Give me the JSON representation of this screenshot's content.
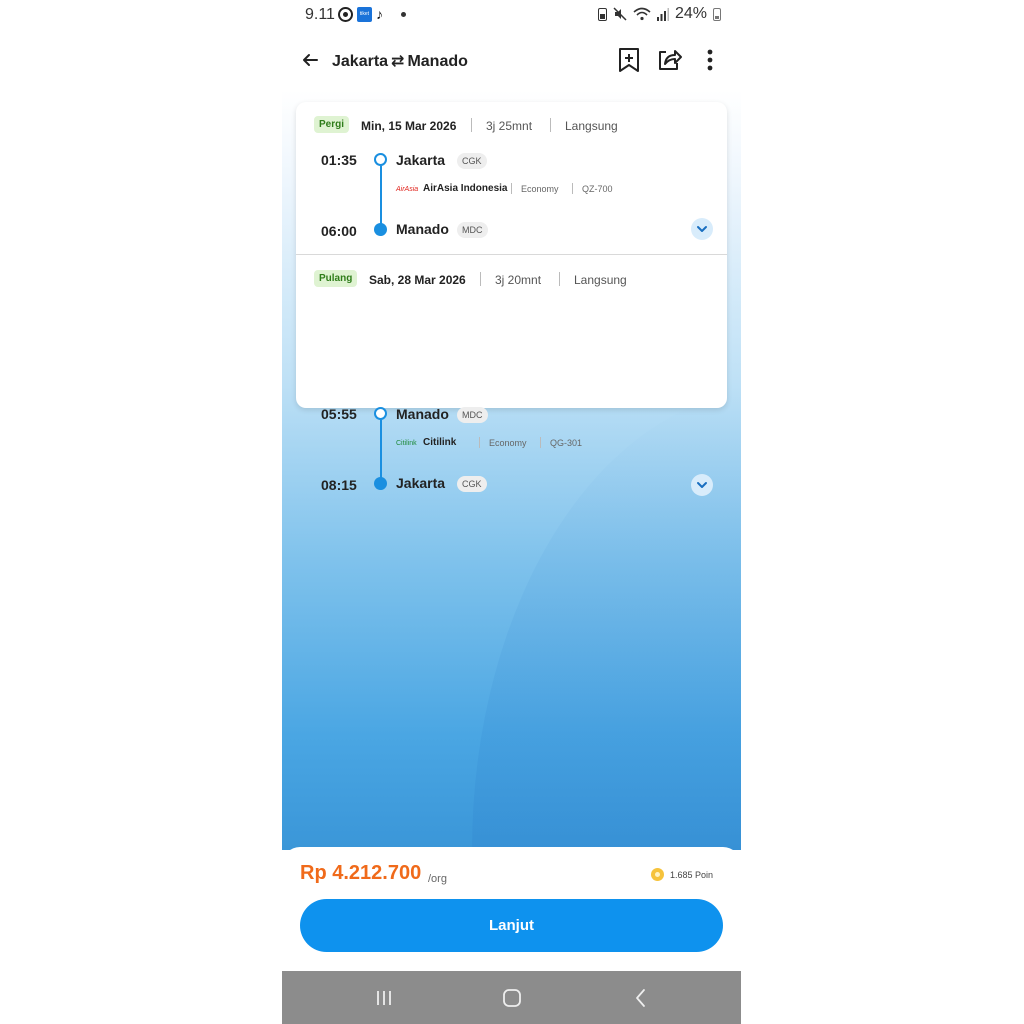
{
  "status_bar": {
    "time": "9.11",
    "battery": "24%",
    "left_icons": [
      "threads-icon",
      "tiket-app-icon",
      "tiktok-icon",
      "dot-icon"
    ],
    "right_icons": [
      "battery-saver-icon",
      "mute-icon",
      "wifi-icon",
      "signal-icon",
      "battery-icon"
    ]
  },
  "header": {
    "origin": "Jakarta",
    "swap_symbol": "⇄",
    "destination": "Manado",
    "icons": [
      "back-arrow-icon",
      "bookmark-add-icon",
      "share-icon",
      "more-vert-icon"
    ]
  },
  "itinerary": [
    {
      "tag": "Pergi",
      "date": "Min, 15 Mar 2026",
      "duration": "3j 25mnt",
      "type": "Langsung",
      "depart_time": "01:35",
      "depart_city": "Jakarta",
      "depart_code": "CGK",
      "airline_logo": "AirAsia",
      "airline": "AirAsia Indonesia",
      "cabin": "Economy",
      "flight_no": "QZ-700",
      "arrive_time": "06:00",
      "arrive_city": "Manado",
      "arrive_code": "MDC"
    },
    {
      "tag": "Pulang",
      "date": "Sab, 28 Mar 2026",
      "duration": "3j 20mnt",
      "type": "Langsung",
      "depart_time": "05:55",
      "depart_city": "Manado",
      "depart_code": "MDC",
      "airline_logo": "Citilink",
      "airline": "Citilink",
      "cabin": "Economy",
      "flight_no": "QG-301",
      "arrive_time": "08:15",
      "arrive_city": "Jakarta",
      "arrive_code": "CGK"
    }
  ],
  "footer": {
    "price": "Rp 4.212.700",
    "per": "/org",
    "points": "1.685 Poin",
    "button": "Lanjut"
  },
  "colors": {
    "primary": "#0e92ee",
    "price": "#f06a1a",
    "tag_bg": "#dff3d2",
    "tag_text": "#2f7d1a"
  }
}
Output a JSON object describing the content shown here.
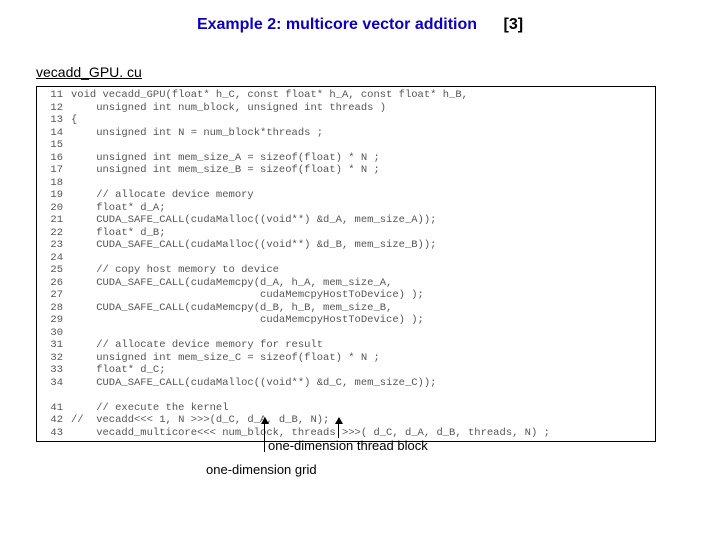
{
  "title": {
    "main": "Example 2: multicore vector addition",
    "ref": "[3]"
  },
  "filename": "vecadd_GPU. cu",
  "code_lines": [
    {
      "n": "11",
      "t": "void vecadd_GPU(float* h_C, const float* h_A, const float* h_B,"
    },
    {
      "n": "12",
      "t": "    unsigned int num_block, unsigned int threads )"
    },
    {
      "n": "13",
      "t": "{"
    },
    {
      "n": "14",
      "t": "    unsigned int N = num_block*threads ;"
    },
    {
      "n": "15",
      "t": ""
    },
    {
      "n": "16",
      "t": "    unsigned int mem_size_A = sizeof(float) * N ;"
    },
    {
      "n": "17",
      "t": "    unsigned int mem_size_B = sizeof(float) * N ;"
    },
    {
      "n": "18",
      "t": ""
    },
    {
      "n": "19",
      "t": "    // allocate device memory"
    },
    {
      "n": "20",
      "t": "    float* d_A;"
    },
    {
      "n": "21",
      "t": "    CUDA_SAFE_CALL(cudaMalloc((void**) &d_A, mem_size_A));"
    },
    {
      "n": "22",
      "t": "    float* d_B;"
    },
    {
      "n": "23",
      "t": "    CUDA_SAFE_CALL(cudaMalloc((void**) &d_B, mem_size_B));"
    },
    {
      "n": "24",
      "t": ""
    },
    {
      "n": "25",
      "t": "    // copy host memory to device"
    },
    {
      "n": "26",
      "t": "    CUDA_SAFE_CALL(cudaMemcpy(d_A, h_A, mem_size_A,"
    },
    {
      "n": "27",
      "t": "                              cudaMemcpyHostToDevice) );"
    },
    {
      "n": "28",
      "t": "    CUDA_SAFE_CALL(cudaMemcpy(d_B, h_B, mem_size_B,"
    },
    {
      "n": "29",
      "t": "                              cudaMemcpyHostToDevice) );"
    },
    {
      "n": "30",
      "t": ""
    },
    {
      "n": "31",
      "t": "    // allocate device memory for result"
    },
    {
      "n": "32",
      "t": "    unsigned int mem_size_C = sizeof(float) * N ;"
    },
    {
      "n": "33",
      "t": "    float* d_C;"
    },
    {
      "n": "34",
      "t": "    CUDA_SAFE_CALL(cudaMalloc((void**) &d_C, mem_size_C));"
    },
    {
      "n": "",
      "t": ""
    },
    {
      "n": "41",
      "t": "    // execute the kernel"
    },
    {
      "n": "42",
      "t": "//  vecadd<<< 1, N >>>(d_C, d_A, d_B, N);"
    },
    {
      "n": "43",
      "t": "    vecadd_multicore<<< num_block, threads >>>( d_C, d_A, d_B, threads, N) ;"
    }
  ],
  "annotations": {
    "thread_block": "one-dimension thread block",
    "grid": "one-dimension grid"
  }
}
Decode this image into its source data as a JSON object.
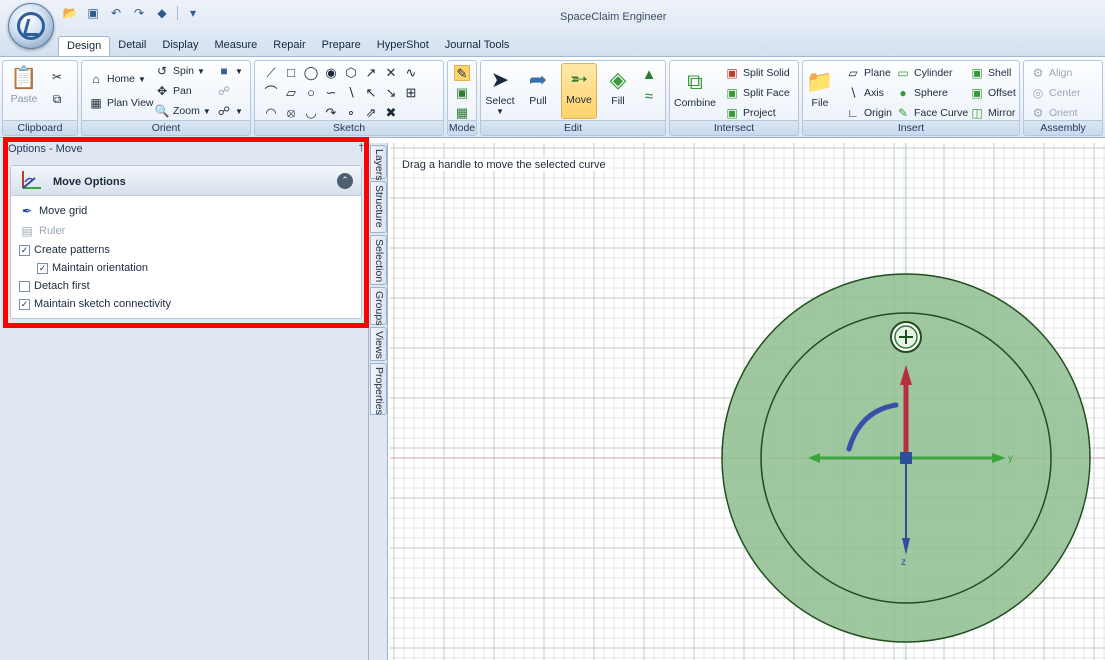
{
  "window": {
    "title": "SpaceClaim Engineer"
  },
  "qat": {
    "icons": [
      "folder-open-icon",
      "save-icon",
      "undo-icon",
      "redo-icon",
      "select-mode-icon",
      "customize-icon"
    ]
  },
  "tabs": [
    "Design",
    "Detail",
    "Display",
    "Measure",
    "Repair",
    "Prepare",
    "HyperShot",
    "Journal Tools"
  ],
  "active_tab": "Design",
  "ribbon": {
    "clipboard": {
      "label": "Clipboard",
      "paste": "Paste"
    },
    "orient": {
      "label": "Orient",
      "home": "Home",
      "plan_view": "Plan View",
      "spin": "Spin",
      "pan": "Pan",
      "zoom": "Zoom"
    },
    "sketch": {
      "label": "Sketch"
    },
    "mode": {
      "label": "Mode"
    },
    "edit": {
      "label": "Edit",
      "select": "Select",
      "pull": "Pull",
      "move": "Move",
      "fill": "Fill"
    },
    "intersect": {
      "label": "Intersect",
      "combine": "Combine",
      "split_solid": "Split Solid",
      "split_face": "Split Face",
      "project": "Project"
    },
    "insert": {
      "label": "Insert",
      "file": "File",
      "plane": "Plane",
      "axis": "Axis",
      "origin": "Origin",
      "cylinder": "Cylinder",
      "sphere": "Sphere",
      "face_curve": "Face Curve",
      "shell": "Shell",
      "offset": "Offset",
      "mirror": "Mirror"
    },
    "assembly": {
      "label": "Assembly",
      "align": "Align",
      "center": "Center",
      "orient": "Orient"
    }
  },
  "left_panel": {
    "title": "Options - Move",
    "pin": "†",
    "section_title": "Move Options",
    "options": {
      "move_grid": "Move grid",
      "ruler": "Ruler",
      "create_patterns": "Create patterns",
      "maintain_orientation": "Maintain orientation",
      "detach_first": "Detach first",
      "maintain_sketch_connectivity": "Maintain sketch connectivity"
    },
    "checked": {
      "create_patterns": true,
      "maintain_orientation": true,
      "detach_first": false,
      "maintain_sketch_connectivity": true
    }
  },
  "side_tabs": [
    "Layers",
    "Structure",
    "Selection",
    "Groups",
    "Views",
    "Properties"
  ],
  "canvas": {
    "hint": "Drag a handle to move the selected curve",
    "axis_y_label": "y",
    "axis_z_label": "z",
    "colors": {
      "fill": "#8fbe8f",
      "outline": "#1f4d1f",
      "x_arrow": "#b4303a",
      "y_arrow": "#3aa43a",
      "z_arrow": "#2d4f9c",
      "rotation": "#3a4fa8",
      "grid": "#c9c9c9",
      "highlight": "#ff0000"
    }
  }
}
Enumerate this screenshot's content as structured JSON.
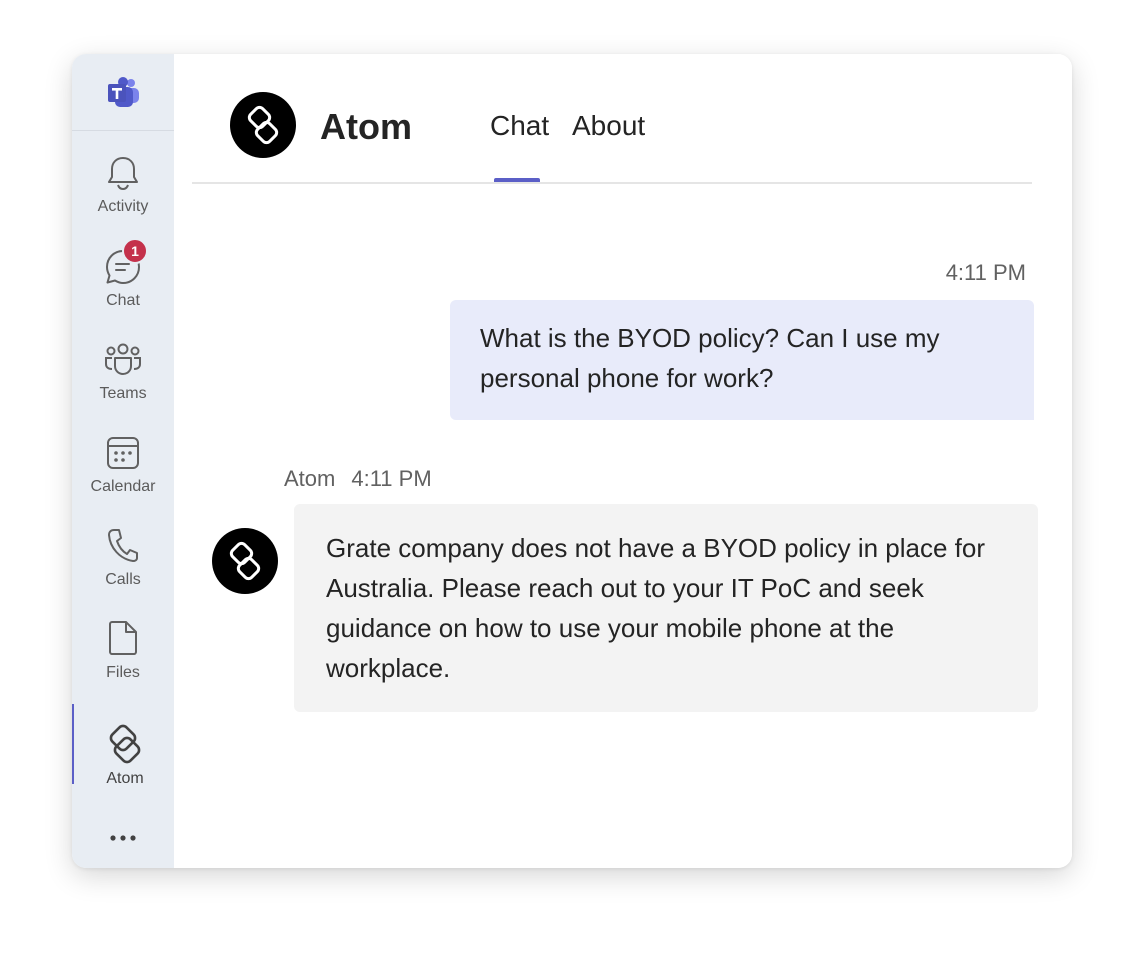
{
  "app": {
    "name": "Microsoft Teams"
  },
  "rail": {
    "items": [
      {
        "label": "Activity",
        "icon": "bell-icon"
      },
      {
        "label": "Chat",
        "icon": "chat-icon",
        "badge": "1"
      },
      {
        "label": "Teams",
        "icon": "teams-icon"
      },
      {
        "label": "Calendar",
        "icon": "calendar-icon"
      },
      {
        "label": "Calls",
        "icon": "phone-icon"
      },
      {
        "label": "Files",
        "icon": "file-icon"
      },
      {
        "label": "Atom",
        "icon": "atom-icon",
        "active": true
      }
    ],
    "more_icon": "more-dots-icon"
  },
  "header": {
    "title": "Atom",
    "tabs": [
      {
        "label": "Chat",
        "active": true
      },
      {
        "label": "About",
        "active": false
      }
    ]
  },
  "messages": [
    {
      "from": "me",
      "time": "4:11 PM",
      "text": "What is the BYOD policy? Can I use my personal phone for work?"
    },
    {
      "from": "bot",
      "sender": "Atom",
      "time": "4:11 PM",
      "text": "Grate company does not have a BYOD policy in place for Australia. Please reach out to your IT PoC and seek guidance on how to use your mobile phone at the workplace."
    }
  ],
  "colors": {
    "accent": "#5b5fc7",
    "rail_bg": "#e8edf3",
    "my_bubble": "#e8ebfa",
    "bot_bubble": "#f3f3f3",
    "badge": "#c4314b"
  }
}
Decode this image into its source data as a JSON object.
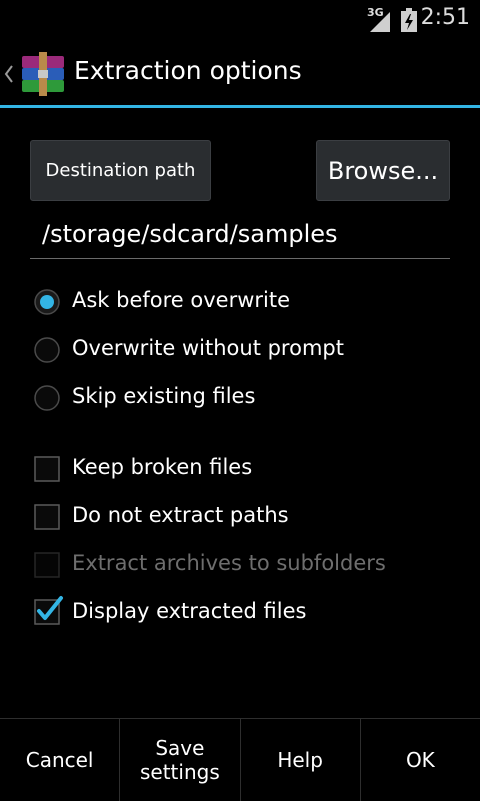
{
  "status_bar": {
    "network": "3G",
    "time": "2:51"
  },
  "action_bar": {
    "title": "Extraction options",
    "logo_icon": "winrar-books-icon",
    "accent_color": "#33b5e5"
  },
  "destination": {
    "label": "Destination path",
    "browse_label": "Browse...",
    "path_value": "/storage/sdcard/samples"
  },
  "overwrite_options": [
    {
      "label": "Ask before overwrite",
      "selected": true
    },
    {
      "label": "Overwrite without prompt",
      "selected": false
    },
    {
      "label": "Skip existing files",
      "selected": false
    }
  ],
  "checkbox_options": [
    {
      "label": "Keep broken files",
      "checked": false,
      "enabled": true
    },
    {
      "label": "Do not extract paths",
      "checked": false,
      "enabled": true
    },
    {
      "label": "Extract archives to subfolders",
      "checked": false,
      "enabled": false
    },
    {
      "label": "Display extracted files",
      "checked": true,
      "enabled": true
    }
  ],
  "bottom_buttons": {
    "cancel": "Cancel",
    "save_settings": "Save\nsettings",
    "help": "Help",
    "ok": "OK"
  }
}
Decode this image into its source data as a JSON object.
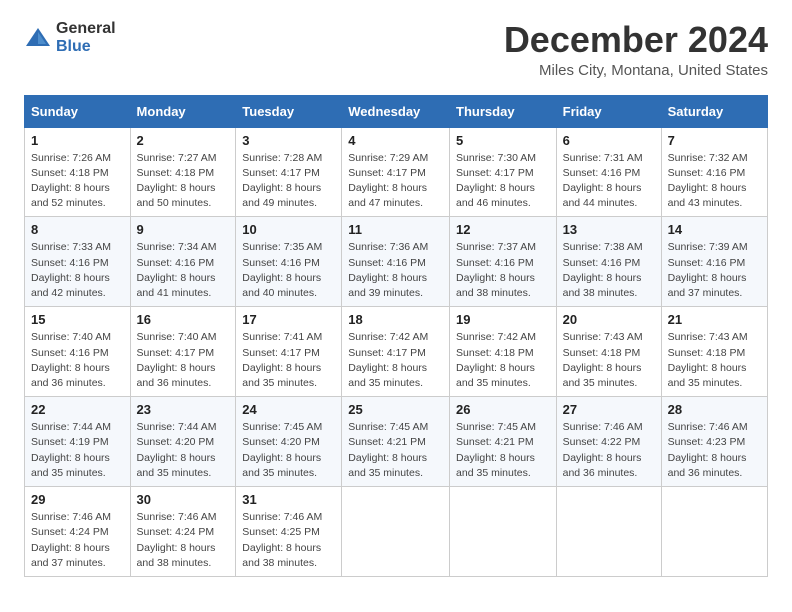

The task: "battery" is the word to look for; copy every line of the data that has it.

Completed exercise:
    "battery": "24%",
      "battery-saver-icon",
      "battery-icon"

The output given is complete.